Excerpts from an interface dataset:
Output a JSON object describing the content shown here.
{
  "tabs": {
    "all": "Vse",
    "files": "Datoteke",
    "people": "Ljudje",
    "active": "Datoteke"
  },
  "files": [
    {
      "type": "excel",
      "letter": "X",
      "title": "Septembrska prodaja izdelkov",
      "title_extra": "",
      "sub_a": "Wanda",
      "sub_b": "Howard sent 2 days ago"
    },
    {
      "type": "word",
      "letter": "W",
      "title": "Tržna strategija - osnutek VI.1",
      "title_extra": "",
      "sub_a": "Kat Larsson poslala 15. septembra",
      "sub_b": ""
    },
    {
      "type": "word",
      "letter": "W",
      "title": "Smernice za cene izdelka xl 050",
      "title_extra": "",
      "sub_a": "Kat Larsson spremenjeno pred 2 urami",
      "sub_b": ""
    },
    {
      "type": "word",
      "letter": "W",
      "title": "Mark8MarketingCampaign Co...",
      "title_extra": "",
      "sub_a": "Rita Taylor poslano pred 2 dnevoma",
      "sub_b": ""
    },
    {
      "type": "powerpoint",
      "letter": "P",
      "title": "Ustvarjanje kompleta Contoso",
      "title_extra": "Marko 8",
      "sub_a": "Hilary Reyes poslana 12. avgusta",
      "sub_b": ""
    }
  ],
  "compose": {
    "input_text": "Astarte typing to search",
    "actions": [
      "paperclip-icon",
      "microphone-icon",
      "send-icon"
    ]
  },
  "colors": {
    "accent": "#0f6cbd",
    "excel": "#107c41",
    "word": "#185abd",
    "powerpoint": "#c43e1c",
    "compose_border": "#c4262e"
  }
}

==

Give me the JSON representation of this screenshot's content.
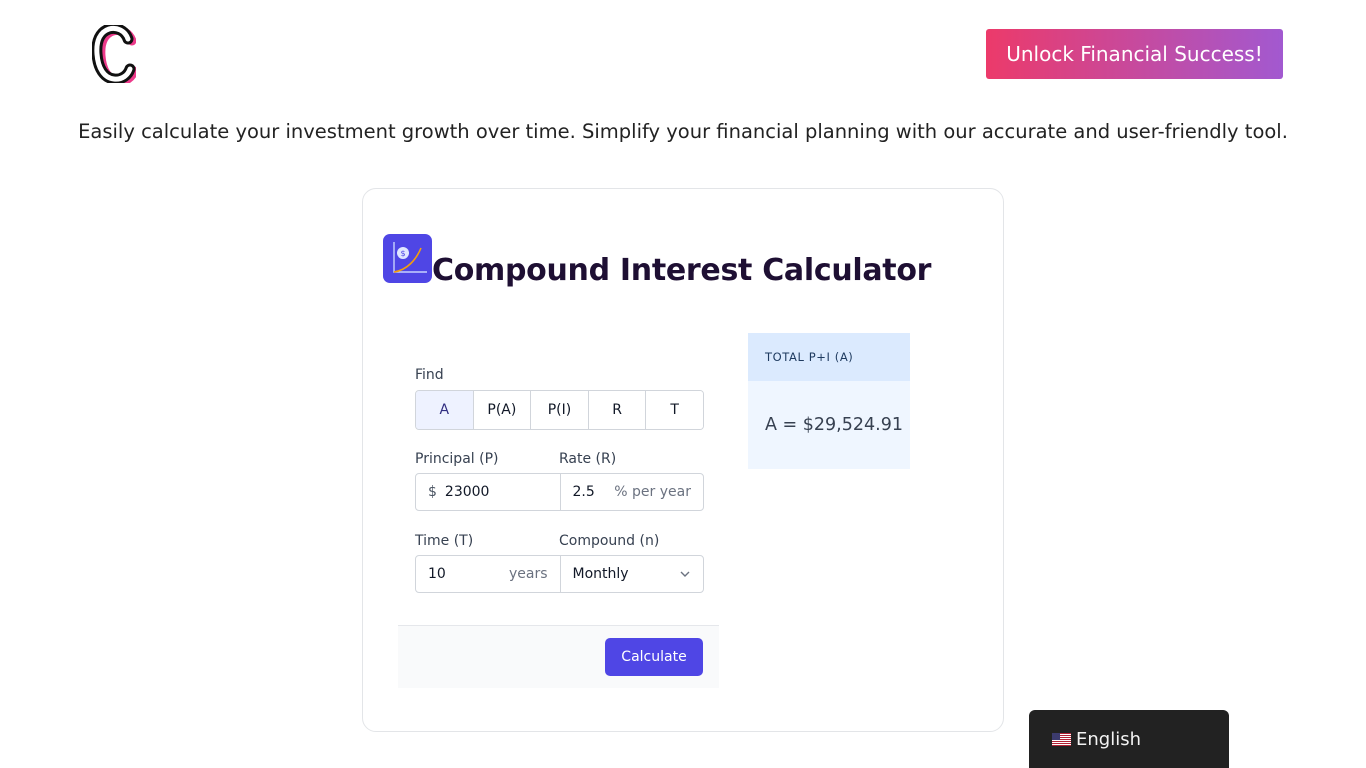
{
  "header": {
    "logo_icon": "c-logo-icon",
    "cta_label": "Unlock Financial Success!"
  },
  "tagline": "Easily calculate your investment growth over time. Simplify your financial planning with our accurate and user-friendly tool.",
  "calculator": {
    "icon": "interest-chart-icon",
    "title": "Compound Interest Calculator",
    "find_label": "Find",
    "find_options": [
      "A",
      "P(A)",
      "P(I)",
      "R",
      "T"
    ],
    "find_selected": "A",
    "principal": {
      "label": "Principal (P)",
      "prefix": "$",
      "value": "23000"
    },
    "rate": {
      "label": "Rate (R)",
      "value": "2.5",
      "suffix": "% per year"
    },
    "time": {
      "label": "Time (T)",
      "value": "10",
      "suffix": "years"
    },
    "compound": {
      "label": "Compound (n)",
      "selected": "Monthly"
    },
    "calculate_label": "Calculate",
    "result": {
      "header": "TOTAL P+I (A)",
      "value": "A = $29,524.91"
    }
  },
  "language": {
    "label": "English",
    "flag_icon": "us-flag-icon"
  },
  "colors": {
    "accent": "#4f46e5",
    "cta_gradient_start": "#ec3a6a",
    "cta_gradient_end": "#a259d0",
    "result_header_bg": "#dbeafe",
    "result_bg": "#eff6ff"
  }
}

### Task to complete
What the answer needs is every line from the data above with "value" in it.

### Problem solution
      "value": "23000"
      "value": "2.5",
      "value": "10",
      "value": "A = $29,524.91"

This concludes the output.